You can’t be everything to all people. So, what do you want to be known for? Positioning is owning a unique place in the mind of the consumer. It’s the one thing you want people to remember about your brand after meeting you.


We recommend a position that aligns your core strengths with market opportunities. Perhaps you service a niche market, or maybe you’ve found a way to solve common industry challenges with an interesting approach. Decide where you want to put your stake in the ground and commit to that position. Then, we can map the value propositions that support your claim. If there’s no social proof, why would a customer think you’re different or desirable?


Your brand archetype is a persona you assign to your brand, based on symbolism. The idea behind using brand archetypes is to anchor your brand against something iconic that people can connect with consciously and subconsciously. This persona helps set the foundation for developing the voice of your brand story and the look of your brand identity design. Your business likely aligns with one of the twelve archetypes, though we’ve had clients who embody two archetypes and even one client who broke the wheel. The archetype helps answer the question: How do you want people to feel when they interact with your brand?


You always need to consider your internal stakeholders for employee attraction, retention, and engagement. If you’re wondering who those people are, look around your business. Your internal stakeholders are your team members. Internal Stakeholder Positioning is used in two ways. First we build employee personas. This tool captures the shared traits of your top performing employees and what aspects of your business they most value. Then we use this tool to version job descriptions and create recruitment tools to attract like talent.

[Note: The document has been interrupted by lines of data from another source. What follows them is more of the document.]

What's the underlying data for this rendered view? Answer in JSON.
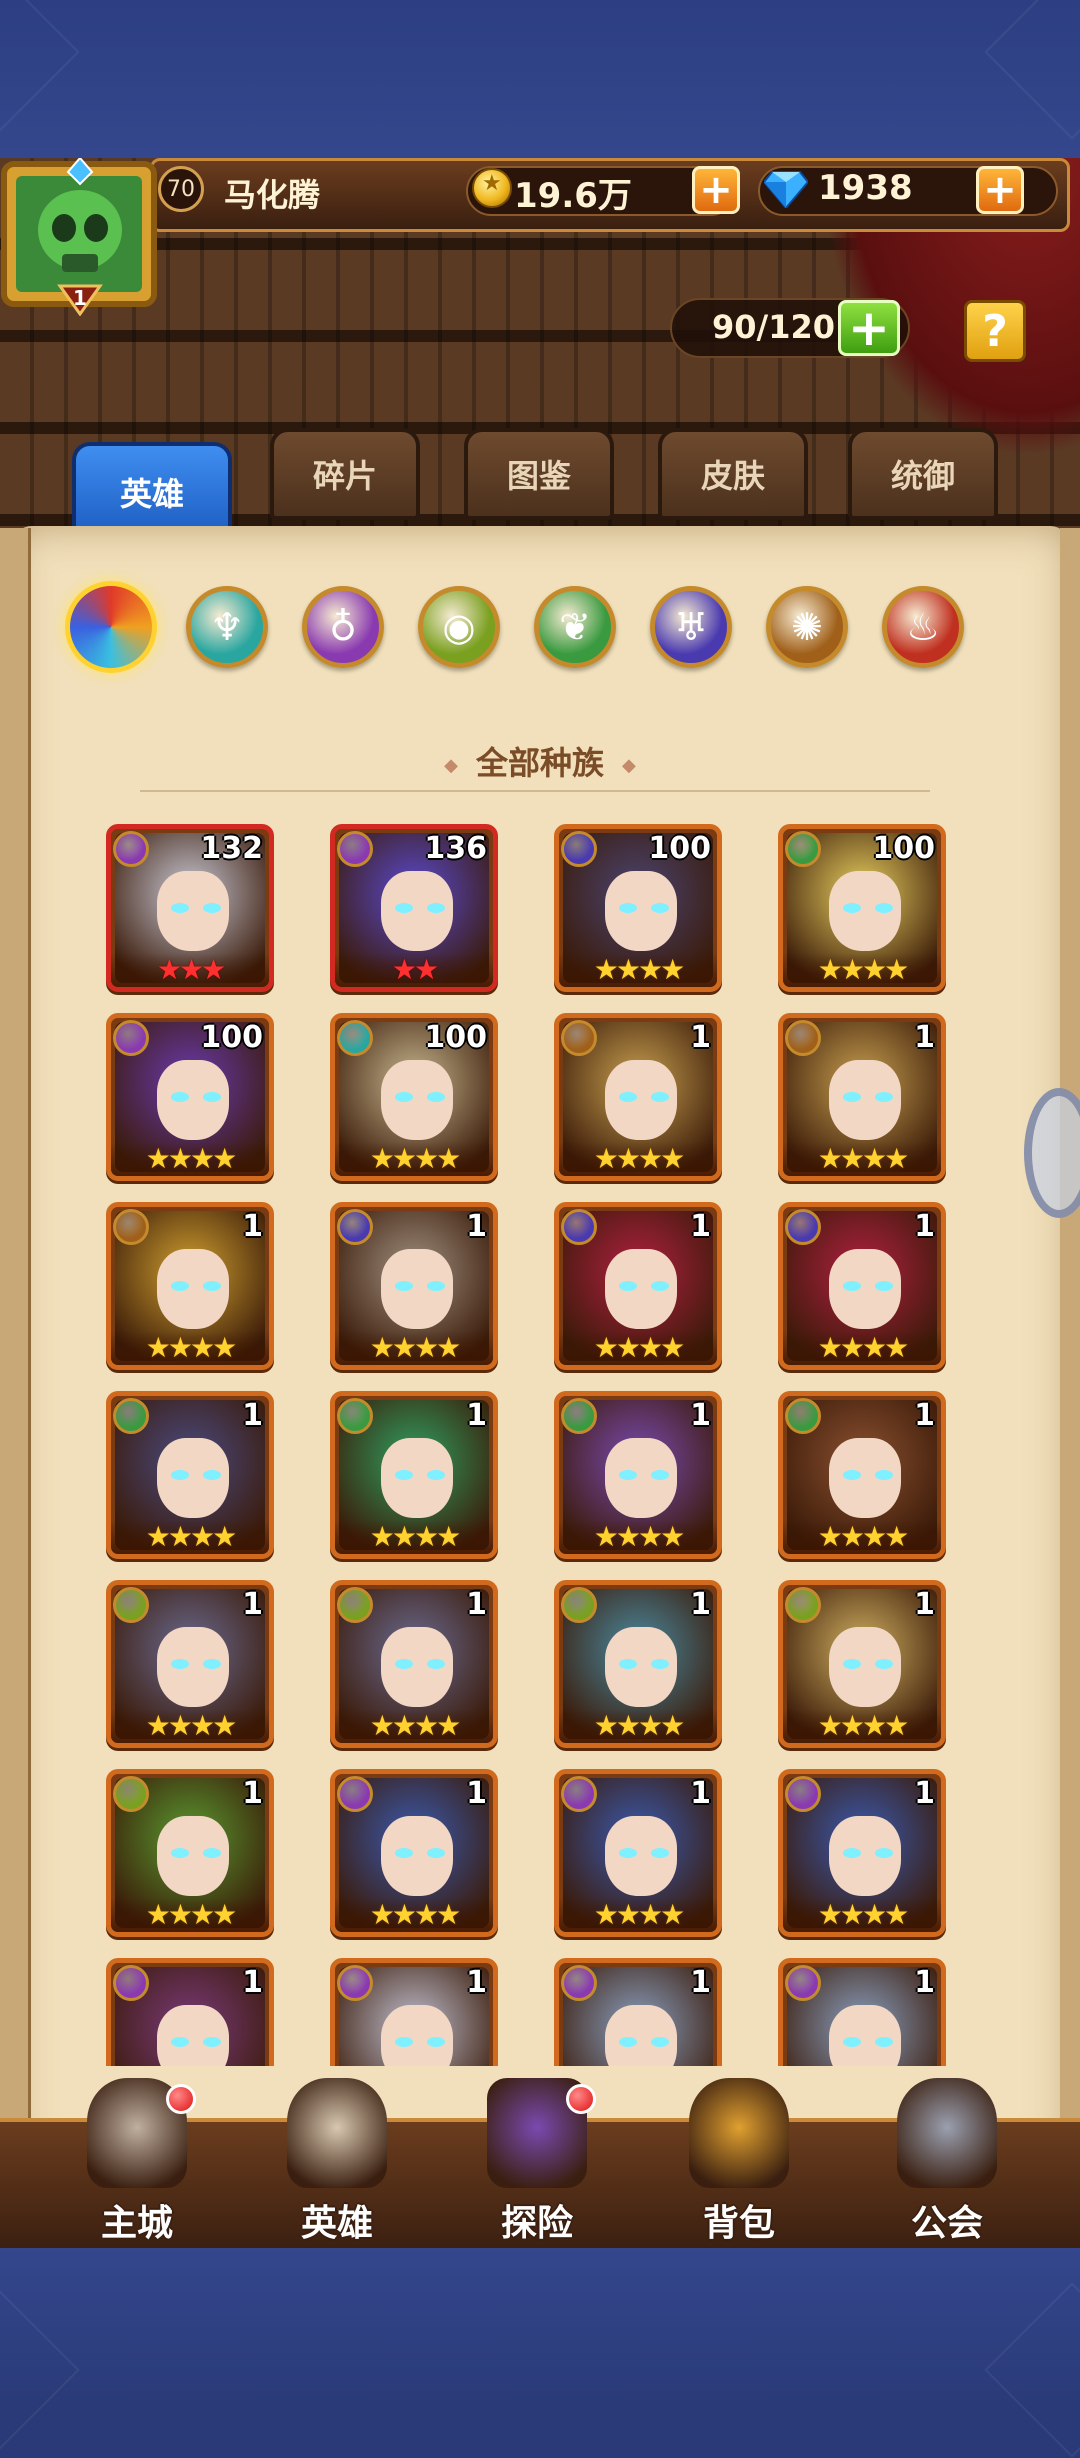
{
  "player": {
    "level": "70",
    "name": "马化腾",
    "avatar_rank": "1",
    "gold": "19.6万",
    "gems": "1938"
  },
  "hero_capacity": "90/120",
  "tabs": [
    {
      "label": "英雄",
      "active": true
    },
    {
      "label": "碎片",
      "active": false
    },
    {
      "label": "图鉴",
      "active": false
    },
    {
      "label": "皮肤",
      "active": false
    },
    {
      "label": "统御",
      "active": false
    }
  ],
  "race_filters": [
    {
      "name": "all-races",
      "icon": "rainbow-swirl-icon",
      "color": "#e8832a",
      "selected": true
    },
    {
      "name": "race-1",
      "icon": "teal-emblem-icon",
      "color": "#2aa6a0"
    },
    {
      "name": "race-2",
      "icon": "purple-emblem-icon",
      "color": "#8a3ab0"
    },
    {
      "name": "race-3",
      "icon": "green-eye-icon",
      "color": "#7aa020"
    },
    {
      "name": "race-4",
      "icon": "leaf-icon",
      "color": "#3a9a40"
    },
    {
      "name": "race-5",
      "icon": "demon-icon",
      "color": "#4a3ab0"
    },
    {
      "name": "race-6",
      "icon": "wheel-icon",
      "color": "#a0601a"
    },
    {
      "name": "race-7",
      "icon": "flame-icon",
      "color": "#c03020"
    }
  ],
  "filter_title": "全部种族",
  "heroes": [
    {
      "level": "132",
      "stars": "★★★",
      "star_color": "red",
      "frame": "red",
      "race_color": "#8a3ab0",
      "tone": "#c9c9d6"
    },
    {
      "level": "136",
      "stars": "★★",
      "star_color": "red",
      "frame": "red",
      "race_color": "#8a3ab0",
      "tone": "#5a4ad0"
    },
    {
      "level": "100",
      "stars": "★★★★",
      "star_color": "gold",
      "frame": "orange",
      "race_color": "#4a3ab0",
      "tone": "#4a4470"
    },
    {
      "level": "100",
      "stars": "★★★★",
      "star_color": "gold",
      "frame": "orange",
      "race_color": "#3a9a40",
      "tone": "#e8d060"
    },
    {
      "level": "100",
      "stars": "★★★★",
      "star_color": "gold",
      "frame": "orange",
      "race_color": "#8a3ab0",
      "tone": "#6a3ab0"
    },
    {
      "level": "100",
      "stars": "★★★★",
      "star_color": "gold",
      "frame": "orange",
      "race_color": "#2aa6a0",
      "tone": "#c8b890"
    },
    {
      "level": "1",
      "stars": "★★★★",
      "star_color": "gold",
      "frame": "orange",
      "race_color": "#a0601a",
      "tone": "#c8a050"
    },
    {
      "level": "1",
      "stars": "★★★★",
      "star_color": "gold",
      "frame": "orange",
      "race_color": "#a0601a",
      "tone": "#c8a050"
    },
    {
      "level": "1",
      "stars": "★★★★",
      "star_color": "gold",
      "frame": "orange",
      "race_color": "#a0601a",
      "tone": "#d0a030"
    },
    {
      "level": "1",
      "stars": "★★★★",
      "star_color": "gold",
      "frame": "orange",
      "race_color": "#4a3ab0",
      "tone": "#a09080"
    },
    {
      "level": "1",
      "stars": "★★★★",
      "star_color": "gold",
      "frame": "orange",
      "race_color": "#4a3ab0",
      "tone": "#b02040"
    },
    {
      "level": "1",
      "stars": "★★★★",
      "star_color": "gold",
      "frame": "orange",
      "race_color": "#4a3ab0",
      "tone": "#b02040"
    },
    {
      "level": "1",
      "stars": "★★★★",
      "star_color": "gold",
      "frame": "orange",
      "race_color": "#3a9a40",
      "tone": "#4a4a80"
    },
    {
      "level": "1",
      "stars": "★★★★",
      "star_color": "gold",
      "frame": "orange",
      "race_color": "#3a9a40",
      "tone": "#30a060"
    },
    {
      "level": "1",
      "stars": "★★★★",
      "star_color": "gold",
      "frame": "orange",
      "race_color": "#3a9a40",
      "tone": "#7a4ab0"
    },
    {
      "level": "1",
      "stars": "★★★★",
      "star_color": "gold",
      "frame": "orange",
      "race_color": "#3a9a40",
      "tone": "#8a5030"
    },
    {
      "level": "1",
      "stars": "★★★★",
      "star_color": "gold",
      "frame": "orange",
      "race_color": "#7aa020",
      "tone": "#6a6a90"
    },
    {
      "level": "1",
      "stars": "★★★★",
      "star_color": "gold",
      "frame": "orange",
      "race_color": "#7aa020",
      "tone": "#6a6a90"
    },
    {
      "level": "1",
      "stars": "★★★★",
      "star_color": "gold",
      "frame": "orange",
      "race_color": "#7aa020",
      "tone": "#4a8aa0"
    },
    {
      "level": "1",
      "stars": "★★★★",
      "star_color": "gold",
      "frame": "orange",
      "race_color": "#7aa020",
      "tone": "#d0b060"
    },
    {
      "level": "1",
      "stars": "★★★★",
      "star_color": "gold",
      "frame": "orange",
      "race_color": "#7aa020",
      "tone": "#5a9a30"
    },
    {
      "level": "1",
      "stars": "★★★★",
      "star_color": "gold",
      "frame": "orange",
      "race_color": "#8a3ab0",
      "tone": "#3a5ab0"
    },
    {
      "level": "1",
      "stars": "★★★★",
      "star_color": "gold",
      "frame": "orange",
      "race_color": "#8a3ab0",
      "tone": "#3a5ab0"
    },
    {
      "level": "1",
      "stars": "★★★★",
      "star_color": "gold",
      "frame": "orange",
      "race_color": "#8a3ab0",
      "tone": "#3a5ab0"
    },
    {
      "level": "1",
      "stars": "★★★★",
      "star_color": "gold",
      "frame": "orange",
      "race_color": "#8a3ab0",
      "tone": "#7a3a7a"
    },
    {
      "level": "1",
      "stars": "★★★★",
      "star_color": "gold",
      "frame": "orange",
      "race_color": "#8a3ab0",
      "tone": "#c0c0d0"
    },
    {
      "level": "1",
      "stars": "★★★★",
      "star_color": "gold",
      "frame": "orange",
      "race_color": "#8a3ab0",
      "tone": "#8aa0c0"
    },
    {
      "level": "1",
      "stars": "★★★★",
      "star_color": "gold",
      "frame": "orange",
      "race_color": "#8a3ab0",
      "tone": "#8aa0c0"
    }
  ],
  "nav": [
    {
      "label": "主城",
      "icon": "castle-icon",
      "badge": true
    },
    {
      "label": "英雄",
      "icon": "hero-portrait-icon",
      "badge": false
    },
    {
      "label": "探险",
      "icon": "portal-icon",
      "badge": true
    },
    {
      "label": "背包",
      "icon": "backpack-icon",
      "badge": false
    },
    {
      "label": "公会",
      "icon": "guild-tower-icon",
      "badge": false
    }
  ]
}
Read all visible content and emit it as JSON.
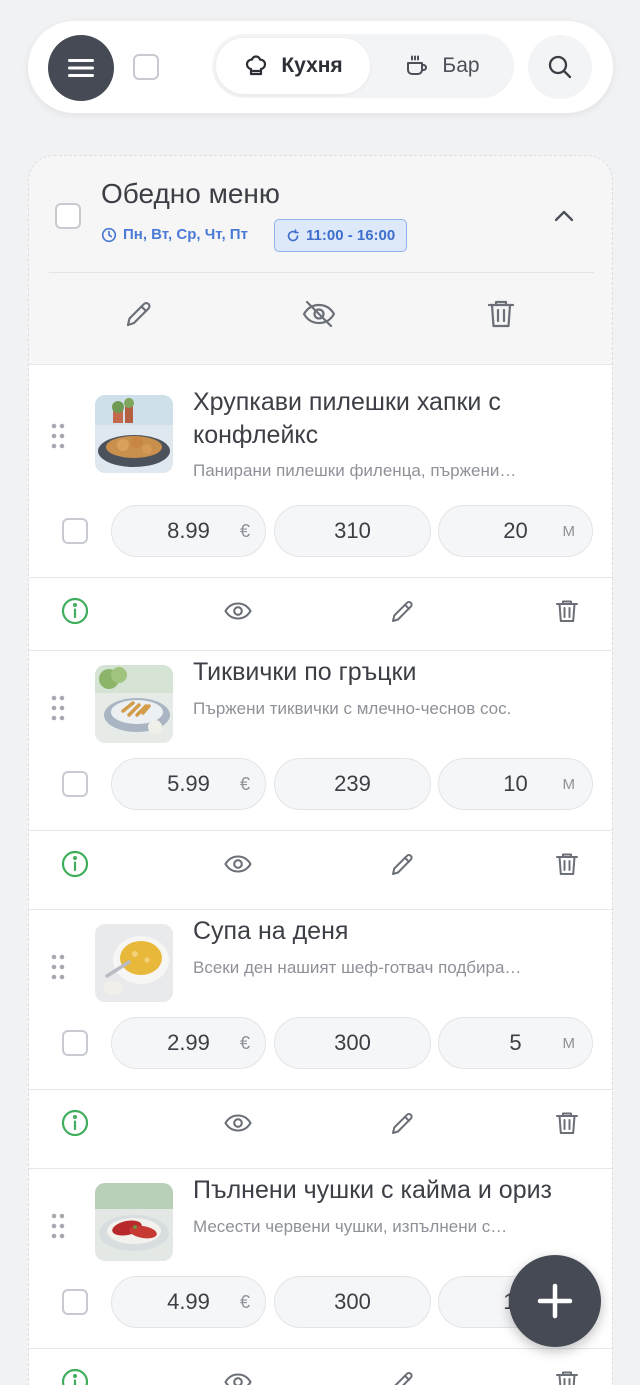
{
  "header": {
    "tabs": [
      {
        "label": "Кухня",
        "active": true,
        "icon": "chef-hat-icon"
      },
      {
        "label": "Бар",
        "active": false,
        "icon": "cup-icon"
      }
    ]
  },
  "menu": {
    "title": "Обедно меню",
    "days": "Пн, Вт, Ср, Чт, Пт",
    "time": "11:00 - 16:00",
    "accent_color": "#4b7bd6",
    "items": [
      {
        "name": "Хрупкави пилешки хапки с конфлейкс",
        "name_line1": "Хрупкави пилешки хапки с",
        "name_line2": "конфлейкс",
        "description": "Панирани пилешки филенца, пържени…",
        "price": "8.99",
        "currency": "€",
        "weight": "310",
        "minutes": "20",
        "minutes_unit": "M"
      },
      {
        "name": "Тиквички по гръцки",
        "description": "Пържени тиквички с млечно-чеснов сос.",
        "price": "5.99",
        "currency": "€",
        "weight": "239",
        "minutes": "10",
        "minutes_unit": "M"
      },
      {
        "name": "Супа на деня",
        "description": "Всеки ден нашият шеф-готвач подбира…",
        "price": "2.99",
        "currency": "€",
        "weight": "300",
        "minutes": "5",
        "minutes_unit": "M"
      },
      {
        "name": "Пълнени чушки с кайма и ориз",
        "description": "Месести червени чушки, изпълнени с…",
        "price": "4.99",
        "currency": "€",
        "weight": "300",
        "minutes": "10",
        "minutes_unit": "M"
      }
    ]
  },
  "status_colors": {
    "info": "#3fae5c",
    "dark": "#454a54"
  }
}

External stakeholders are the customers you currently work with and those that you’d like to do more business with in the future. You may group your customers by industry (aviation, automotive, energy), by job title (Operations Manager, Procurement, Engineer), or maybe by the size of the customer. How you choose to group your external stakeholders depends on your sales strategy and your stakeholders’ preferences for consuming information. The outcome of this exercise is a set of tools to enable your sales team and to onboard new employees.